• Action item: Output the data verbatim, with nothing added or dropped.

(Beginning of Records supplied)

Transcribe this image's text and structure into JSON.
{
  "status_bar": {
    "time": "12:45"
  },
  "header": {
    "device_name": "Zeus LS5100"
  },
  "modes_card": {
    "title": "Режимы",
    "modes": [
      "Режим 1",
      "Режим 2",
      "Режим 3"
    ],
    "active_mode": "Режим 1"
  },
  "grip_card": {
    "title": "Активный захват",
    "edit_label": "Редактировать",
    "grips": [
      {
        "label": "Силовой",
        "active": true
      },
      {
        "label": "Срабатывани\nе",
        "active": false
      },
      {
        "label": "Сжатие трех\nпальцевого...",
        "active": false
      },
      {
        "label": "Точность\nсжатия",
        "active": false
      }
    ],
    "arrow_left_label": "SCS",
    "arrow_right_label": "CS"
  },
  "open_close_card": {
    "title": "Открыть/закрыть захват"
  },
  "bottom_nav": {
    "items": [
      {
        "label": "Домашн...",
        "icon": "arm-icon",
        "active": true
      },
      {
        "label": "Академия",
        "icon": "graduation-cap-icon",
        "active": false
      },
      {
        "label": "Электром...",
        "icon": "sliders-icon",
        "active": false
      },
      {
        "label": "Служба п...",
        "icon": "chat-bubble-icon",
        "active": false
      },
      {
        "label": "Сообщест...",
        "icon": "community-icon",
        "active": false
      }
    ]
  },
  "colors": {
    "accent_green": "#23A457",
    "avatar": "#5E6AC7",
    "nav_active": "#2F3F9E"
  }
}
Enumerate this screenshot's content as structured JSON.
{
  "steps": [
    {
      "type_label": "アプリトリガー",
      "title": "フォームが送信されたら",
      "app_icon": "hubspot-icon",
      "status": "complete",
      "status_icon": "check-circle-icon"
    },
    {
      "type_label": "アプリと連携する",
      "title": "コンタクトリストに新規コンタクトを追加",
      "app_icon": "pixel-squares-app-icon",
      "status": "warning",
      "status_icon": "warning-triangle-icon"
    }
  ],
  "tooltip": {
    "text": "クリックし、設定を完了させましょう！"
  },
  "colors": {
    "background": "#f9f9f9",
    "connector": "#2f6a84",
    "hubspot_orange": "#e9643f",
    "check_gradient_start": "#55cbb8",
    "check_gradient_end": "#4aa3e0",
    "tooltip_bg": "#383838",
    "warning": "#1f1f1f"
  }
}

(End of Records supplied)

• Answer box:
Transcribe this image's text and structure into JSON.
{
  "status_bar": {
    "time": "12:45"
  },
  "header": {
    "device_name": "Zeus LS5100"
  },
  "modes_card": {
    "title": "Режимы",
    "modes": [
      "Режим 1",
      "Режим 2",
      "Режим 3"
    ],
    "active_mode": "Режим 1"
  },
  "grip_card": {
    "title": "Активный захват",
    "edit_label": "Редактировать",
    "grips": [
      {
        "label": "Силовой",
        "active": true
      },
      {
        "label": "Срабатывани\nе",
        "active": false
      },
      {
        "label": "Сжатие трех\nпальцевого...",
        "active": false
      },
      {
        "label": "Точность\nсжатия",
        "active": false
      }
    ],
    "arrow_left_label": "SCS",
    "arrow_right_label": "CS"
  },
  "open_close_card": {
    "title": "Открыть/закрыть захват"
  },
  "bottom_nav": {
    "items": [
      {
        "label": "Домашн...",
        "icon": "arm-icon",
        "active": true
      },
      {
        "label": "Академия",
        "icon": "graduation-cap-icon",
        "active": false
      },
      {
        "label": "Электром...",
        "icon": "sliders-icon",
        "active": false
      },
      {
        "label": "Служба п...",
        "icon": "chat-bubble-icon",
        "active": false
      },
      {
        "label": "Сообщест...",
        "icon": "community-icon",
        "active": false
      }
    ]
  },
  "colors": {
    "accent_green": "#23A457",
    "avatar": "#5E6AC7",
    "nav_active": "#2F3F9E"
  }
}
Enumerate this screenshot's content as structured JSON.
{
  "steps": [
    {
      "type_label": "アプリトリガー",
      "title": "フォームが送信されたら",
      "app_icon": "hubspot-icon",
      "status": "complete",
      "status_icon": "check-circle-icon"
    },
    {
      "type_label": "アプリと連携する",
      "title": "コンタクトリストに新規コンタクトを追加",
      "app_icon": "pixel-squares-app-icon",
      "status": "warning",
      "status_icon": "warning-triangle-icon"
    }
  ],
  "tooltip": {
    "text": "クリックし、設定を完了させましょう！"
  },
  "colors": {
    "background": "#f9f9f9",
    "connector": "#2f6a84",
    "hubspot_orange": "#e9643f",
    "check_gradient_start": "#55cbb8",
    "check_gradient_end": "#4aa3e0",
    "tooltip_bg": "#383838",
    "warning": "#1f1f1f"
  }
}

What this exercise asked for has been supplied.